[Opening Material shown section]

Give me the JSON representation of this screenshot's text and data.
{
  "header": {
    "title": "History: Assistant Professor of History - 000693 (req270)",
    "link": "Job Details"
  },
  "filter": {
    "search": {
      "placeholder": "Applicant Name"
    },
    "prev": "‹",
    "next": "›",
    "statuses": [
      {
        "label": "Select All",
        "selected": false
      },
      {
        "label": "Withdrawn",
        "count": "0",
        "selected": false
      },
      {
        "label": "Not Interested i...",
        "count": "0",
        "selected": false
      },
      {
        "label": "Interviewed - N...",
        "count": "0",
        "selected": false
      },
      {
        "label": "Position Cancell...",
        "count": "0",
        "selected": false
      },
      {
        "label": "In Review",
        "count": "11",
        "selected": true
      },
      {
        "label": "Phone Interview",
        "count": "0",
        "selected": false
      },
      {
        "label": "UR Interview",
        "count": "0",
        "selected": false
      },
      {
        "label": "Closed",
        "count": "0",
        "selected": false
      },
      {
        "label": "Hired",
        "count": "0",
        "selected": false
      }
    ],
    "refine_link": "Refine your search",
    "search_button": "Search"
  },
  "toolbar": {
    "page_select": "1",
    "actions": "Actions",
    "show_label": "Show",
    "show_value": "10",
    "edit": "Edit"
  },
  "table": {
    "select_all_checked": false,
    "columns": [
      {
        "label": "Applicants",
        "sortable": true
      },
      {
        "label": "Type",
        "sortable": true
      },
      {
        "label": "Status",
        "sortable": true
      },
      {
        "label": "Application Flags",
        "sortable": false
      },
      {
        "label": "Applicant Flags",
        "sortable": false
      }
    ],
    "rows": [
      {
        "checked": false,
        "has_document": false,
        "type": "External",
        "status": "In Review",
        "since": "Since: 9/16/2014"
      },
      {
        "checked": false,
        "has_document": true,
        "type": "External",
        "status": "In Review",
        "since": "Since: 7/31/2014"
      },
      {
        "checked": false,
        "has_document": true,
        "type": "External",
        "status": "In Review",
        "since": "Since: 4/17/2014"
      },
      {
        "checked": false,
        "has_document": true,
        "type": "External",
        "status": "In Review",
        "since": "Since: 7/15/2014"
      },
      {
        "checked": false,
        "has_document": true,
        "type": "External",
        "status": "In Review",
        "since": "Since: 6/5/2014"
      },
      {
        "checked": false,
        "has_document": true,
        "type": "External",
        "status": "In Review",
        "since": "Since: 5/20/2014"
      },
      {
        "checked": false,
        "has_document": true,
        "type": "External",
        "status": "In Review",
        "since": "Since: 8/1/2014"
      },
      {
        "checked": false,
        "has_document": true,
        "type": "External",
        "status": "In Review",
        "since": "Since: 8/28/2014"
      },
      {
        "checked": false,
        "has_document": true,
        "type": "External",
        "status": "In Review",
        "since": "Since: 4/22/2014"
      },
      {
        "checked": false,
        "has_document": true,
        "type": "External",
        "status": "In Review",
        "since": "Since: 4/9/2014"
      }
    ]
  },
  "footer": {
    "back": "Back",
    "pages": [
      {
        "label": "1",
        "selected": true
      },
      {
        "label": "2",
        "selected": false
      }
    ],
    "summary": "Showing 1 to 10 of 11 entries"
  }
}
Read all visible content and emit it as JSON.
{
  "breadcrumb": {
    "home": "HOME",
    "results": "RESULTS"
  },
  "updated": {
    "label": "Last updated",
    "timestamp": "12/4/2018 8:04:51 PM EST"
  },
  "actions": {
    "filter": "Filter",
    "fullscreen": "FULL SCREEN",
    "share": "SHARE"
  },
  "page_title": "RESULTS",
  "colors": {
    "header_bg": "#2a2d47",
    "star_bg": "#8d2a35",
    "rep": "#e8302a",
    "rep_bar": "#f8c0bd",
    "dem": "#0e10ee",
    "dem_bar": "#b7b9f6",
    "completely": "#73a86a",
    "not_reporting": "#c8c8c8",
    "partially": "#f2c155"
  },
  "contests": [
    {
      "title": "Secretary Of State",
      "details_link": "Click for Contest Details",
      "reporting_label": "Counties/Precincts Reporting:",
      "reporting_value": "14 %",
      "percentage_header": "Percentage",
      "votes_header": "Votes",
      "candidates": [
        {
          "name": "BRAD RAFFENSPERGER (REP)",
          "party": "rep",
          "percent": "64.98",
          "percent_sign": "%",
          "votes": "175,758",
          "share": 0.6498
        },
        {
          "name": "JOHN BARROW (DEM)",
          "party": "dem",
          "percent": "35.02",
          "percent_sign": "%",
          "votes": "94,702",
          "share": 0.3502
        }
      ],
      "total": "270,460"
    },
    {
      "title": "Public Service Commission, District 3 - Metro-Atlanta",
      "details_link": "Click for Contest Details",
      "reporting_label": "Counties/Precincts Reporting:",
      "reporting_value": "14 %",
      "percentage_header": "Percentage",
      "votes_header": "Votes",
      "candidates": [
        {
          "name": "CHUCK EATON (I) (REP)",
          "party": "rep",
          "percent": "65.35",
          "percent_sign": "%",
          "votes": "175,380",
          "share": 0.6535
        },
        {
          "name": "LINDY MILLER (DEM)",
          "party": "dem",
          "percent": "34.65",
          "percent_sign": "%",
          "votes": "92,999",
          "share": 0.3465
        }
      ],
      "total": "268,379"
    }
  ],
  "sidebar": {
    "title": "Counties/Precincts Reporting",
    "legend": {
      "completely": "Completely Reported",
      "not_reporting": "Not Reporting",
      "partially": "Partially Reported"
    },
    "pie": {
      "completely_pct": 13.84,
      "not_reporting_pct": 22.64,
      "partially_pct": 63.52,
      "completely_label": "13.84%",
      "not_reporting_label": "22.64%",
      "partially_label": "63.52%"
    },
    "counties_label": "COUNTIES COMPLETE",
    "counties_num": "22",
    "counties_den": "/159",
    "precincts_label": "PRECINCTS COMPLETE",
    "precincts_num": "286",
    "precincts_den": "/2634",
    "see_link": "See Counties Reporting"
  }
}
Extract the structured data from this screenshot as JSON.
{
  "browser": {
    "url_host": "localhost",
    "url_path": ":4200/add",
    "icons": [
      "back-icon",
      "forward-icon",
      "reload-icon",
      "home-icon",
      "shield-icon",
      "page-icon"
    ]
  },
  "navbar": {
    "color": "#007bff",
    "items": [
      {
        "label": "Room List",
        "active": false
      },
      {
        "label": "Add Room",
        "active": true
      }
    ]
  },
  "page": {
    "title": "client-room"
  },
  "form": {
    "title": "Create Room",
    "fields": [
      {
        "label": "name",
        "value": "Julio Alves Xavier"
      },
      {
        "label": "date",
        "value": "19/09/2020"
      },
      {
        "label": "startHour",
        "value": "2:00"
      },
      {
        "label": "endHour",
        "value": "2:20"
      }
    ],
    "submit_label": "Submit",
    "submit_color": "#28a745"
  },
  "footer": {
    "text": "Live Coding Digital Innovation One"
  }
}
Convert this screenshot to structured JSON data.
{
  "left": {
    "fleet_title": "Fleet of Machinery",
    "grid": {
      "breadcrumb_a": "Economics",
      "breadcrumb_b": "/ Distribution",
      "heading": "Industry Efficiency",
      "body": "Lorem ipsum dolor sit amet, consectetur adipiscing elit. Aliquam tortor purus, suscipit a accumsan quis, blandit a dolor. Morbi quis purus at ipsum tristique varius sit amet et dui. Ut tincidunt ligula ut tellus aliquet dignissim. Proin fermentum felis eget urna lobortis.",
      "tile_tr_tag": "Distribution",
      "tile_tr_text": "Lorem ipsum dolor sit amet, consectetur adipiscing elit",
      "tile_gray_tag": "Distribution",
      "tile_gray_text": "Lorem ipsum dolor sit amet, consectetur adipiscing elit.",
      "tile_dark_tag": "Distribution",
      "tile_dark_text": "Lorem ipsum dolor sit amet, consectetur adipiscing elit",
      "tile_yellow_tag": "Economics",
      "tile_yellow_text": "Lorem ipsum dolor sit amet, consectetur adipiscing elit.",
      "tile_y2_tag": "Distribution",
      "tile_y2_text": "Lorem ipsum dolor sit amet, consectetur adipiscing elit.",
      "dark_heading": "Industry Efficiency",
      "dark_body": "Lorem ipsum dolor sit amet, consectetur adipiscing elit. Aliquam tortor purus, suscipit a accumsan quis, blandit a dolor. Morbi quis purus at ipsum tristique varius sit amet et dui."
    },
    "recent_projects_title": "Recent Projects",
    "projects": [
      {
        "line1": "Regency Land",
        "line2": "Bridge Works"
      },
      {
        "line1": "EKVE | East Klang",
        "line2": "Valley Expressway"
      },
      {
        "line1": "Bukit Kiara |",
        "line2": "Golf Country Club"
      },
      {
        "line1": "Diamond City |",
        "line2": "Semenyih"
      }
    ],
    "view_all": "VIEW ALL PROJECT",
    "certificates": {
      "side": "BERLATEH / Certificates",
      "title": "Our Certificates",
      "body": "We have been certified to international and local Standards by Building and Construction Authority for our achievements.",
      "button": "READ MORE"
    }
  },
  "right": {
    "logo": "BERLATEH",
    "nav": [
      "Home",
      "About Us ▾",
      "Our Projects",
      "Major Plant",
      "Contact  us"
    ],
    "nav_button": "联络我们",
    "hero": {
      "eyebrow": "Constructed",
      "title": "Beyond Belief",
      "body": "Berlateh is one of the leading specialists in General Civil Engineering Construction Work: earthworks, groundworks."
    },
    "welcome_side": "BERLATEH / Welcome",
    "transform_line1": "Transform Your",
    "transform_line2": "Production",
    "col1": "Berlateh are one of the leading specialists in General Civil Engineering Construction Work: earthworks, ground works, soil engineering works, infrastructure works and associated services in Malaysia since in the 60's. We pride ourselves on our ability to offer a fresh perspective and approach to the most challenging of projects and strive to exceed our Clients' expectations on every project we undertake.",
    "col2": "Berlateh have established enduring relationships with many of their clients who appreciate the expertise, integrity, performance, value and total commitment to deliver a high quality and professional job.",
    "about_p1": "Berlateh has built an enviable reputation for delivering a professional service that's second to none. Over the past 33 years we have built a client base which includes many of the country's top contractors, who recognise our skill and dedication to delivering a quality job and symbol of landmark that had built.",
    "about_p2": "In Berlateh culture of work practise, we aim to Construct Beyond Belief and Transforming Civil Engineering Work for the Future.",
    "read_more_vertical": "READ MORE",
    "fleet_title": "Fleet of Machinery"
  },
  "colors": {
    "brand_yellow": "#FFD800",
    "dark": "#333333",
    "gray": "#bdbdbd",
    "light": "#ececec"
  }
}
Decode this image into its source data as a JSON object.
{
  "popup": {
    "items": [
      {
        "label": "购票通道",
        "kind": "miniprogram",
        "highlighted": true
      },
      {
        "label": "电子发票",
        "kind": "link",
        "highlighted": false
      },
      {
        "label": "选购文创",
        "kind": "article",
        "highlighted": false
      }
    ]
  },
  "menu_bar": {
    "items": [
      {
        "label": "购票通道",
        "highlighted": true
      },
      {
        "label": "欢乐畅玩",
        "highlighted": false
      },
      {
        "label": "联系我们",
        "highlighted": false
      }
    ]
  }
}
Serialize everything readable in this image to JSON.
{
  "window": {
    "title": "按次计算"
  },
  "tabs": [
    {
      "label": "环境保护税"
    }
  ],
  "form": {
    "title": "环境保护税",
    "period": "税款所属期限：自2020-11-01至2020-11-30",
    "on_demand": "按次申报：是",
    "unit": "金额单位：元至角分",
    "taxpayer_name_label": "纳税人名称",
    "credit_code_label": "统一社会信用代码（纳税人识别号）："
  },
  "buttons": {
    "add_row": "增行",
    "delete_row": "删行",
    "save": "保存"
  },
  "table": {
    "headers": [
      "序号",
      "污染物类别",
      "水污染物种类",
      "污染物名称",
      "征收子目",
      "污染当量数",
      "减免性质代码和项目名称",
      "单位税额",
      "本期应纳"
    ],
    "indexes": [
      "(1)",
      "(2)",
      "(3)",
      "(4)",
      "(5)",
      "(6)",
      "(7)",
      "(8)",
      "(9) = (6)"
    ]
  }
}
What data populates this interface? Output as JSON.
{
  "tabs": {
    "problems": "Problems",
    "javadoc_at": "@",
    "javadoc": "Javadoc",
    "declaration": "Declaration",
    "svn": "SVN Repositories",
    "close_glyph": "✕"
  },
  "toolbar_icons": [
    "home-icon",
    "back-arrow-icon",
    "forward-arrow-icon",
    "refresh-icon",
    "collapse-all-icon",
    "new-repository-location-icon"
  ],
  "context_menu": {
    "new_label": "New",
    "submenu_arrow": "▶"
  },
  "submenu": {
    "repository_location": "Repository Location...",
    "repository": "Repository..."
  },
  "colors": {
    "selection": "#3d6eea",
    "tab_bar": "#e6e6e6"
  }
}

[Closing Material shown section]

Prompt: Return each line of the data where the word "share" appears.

Solution to this exercise:
    "share": "SHARE"
          "share": 0.6498
          "share": 0.3502
          "share": 0.6535
          "share": 0.3465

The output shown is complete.